- Weight: 5oz
- Size: W4.3xD4xH4mm
- Material: PVC
- Lifespan: 7 years
- Funding: $60M*
- Units shipped: 3,000,000
- Retail Price: $208
The One Laptop Per Child project set out to produce a universally-accessible open-source $100 laptop and to airdrop these devices en masse on the developing world, thereby revolutionizing education (?). Out of this constructionist tech-utopian philosophy came a potent design-for-social-good symbol, about 30% over cost, that was utterly dismantled by contact with real world use cases. The OLPC fell upon the potent sword of its own hubristically ambitious promises.
Developed out of the MIT Media Lab and spearheaded in large part by Nicolas Negroponte (who more recently gained fame for doubling down on the decision to take investment money from Jeffrey Epstein), the OLPC is the archetypical disruptive tech object. At a time when the idea of digital literacy was the grade-school education equivalent of “learn to code,” the OLPC project secured backing from a laundry list of prominent tech companies, both in direct donations and manufacturing support.
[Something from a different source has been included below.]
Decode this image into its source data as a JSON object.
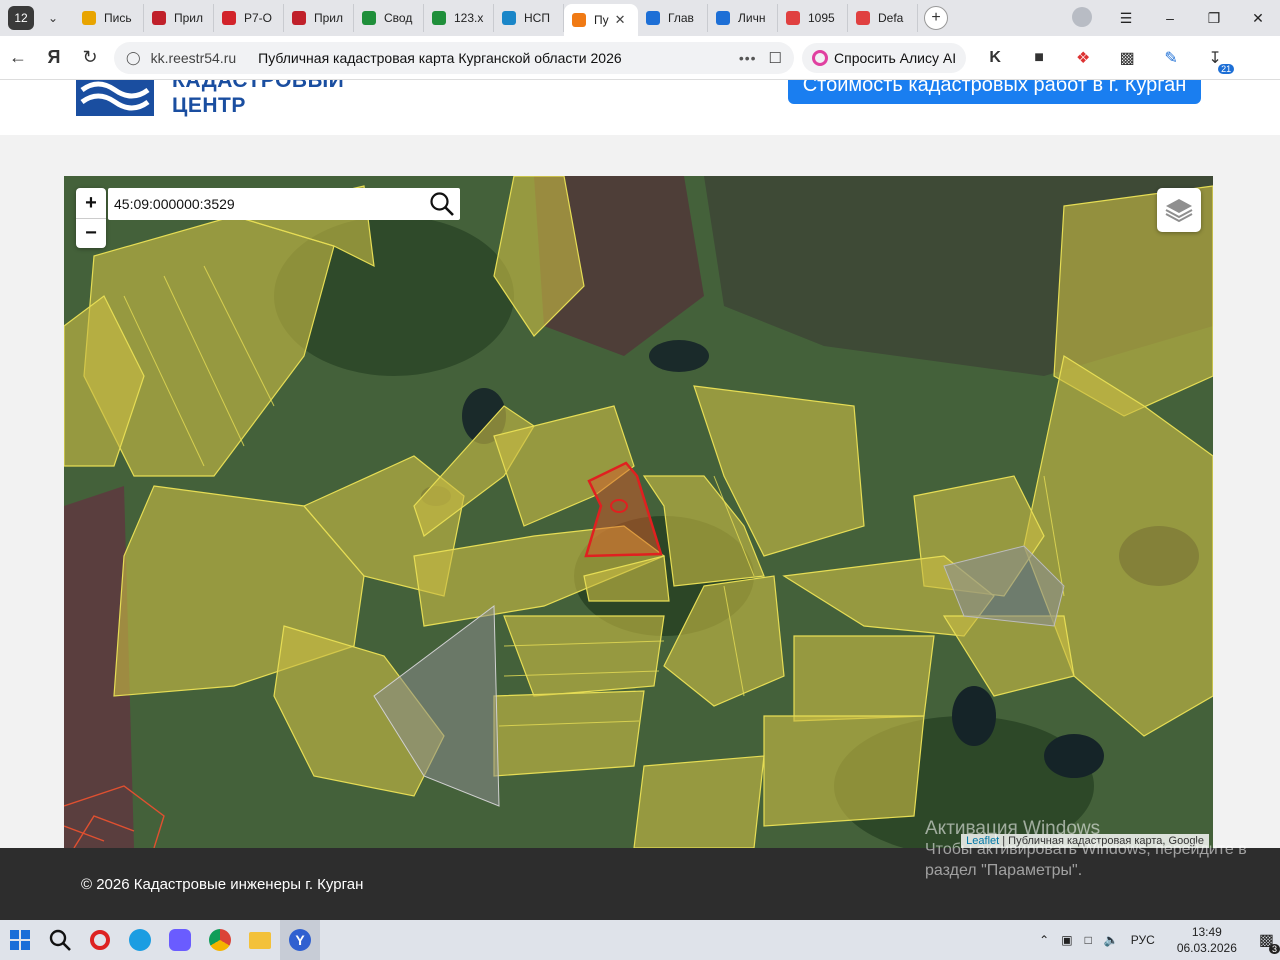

The singularly beautiful OLPC, designed by Yves Behar, ran oh-so-accessible Linux using a completely bespoke pictogram-based UI. Users described the OLPC as “slow,” “clunky,” “frustrating,” and “often broken and hard to repair.” OLPC’s corporate sponsors were happy to donate materials and tech, but specifically the out-of-date stuff that they couldn’t sell to their more affluent actual customers. The widely-touted $100 price tag also became the OLPC’s personal albatross–the number appears to have initially been selected purely for catchiness and not based on any of the practical logistics of manufacturing the laptop.
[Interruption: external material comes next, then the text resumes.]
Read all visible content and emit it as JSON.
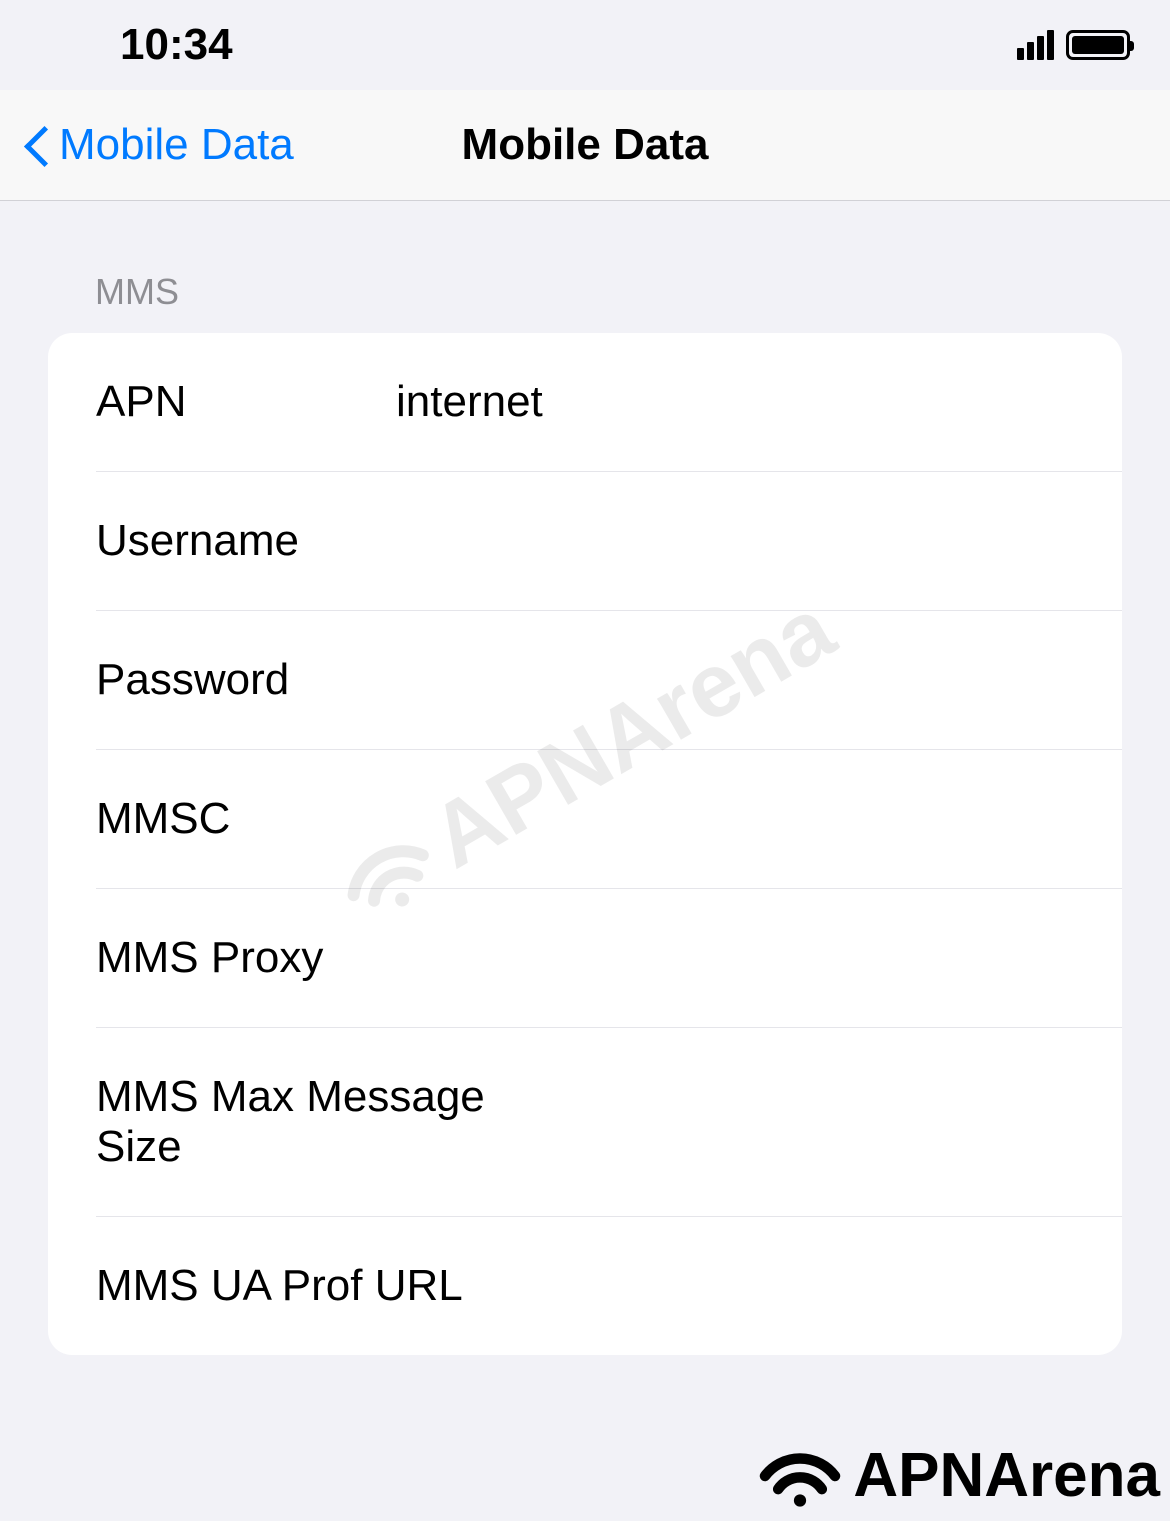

To hear the various big players behind the OLPC tell it, the cute, busted little laptop created the way for the popular niche now occupied by Chromebooks. To hear history tell it, the OLPC represents the pinnacle of “design thinking”–a willful disregard for execution and systemic causes in favor of a singular object, made and abandoned as soon as it crashed against the walls of reality.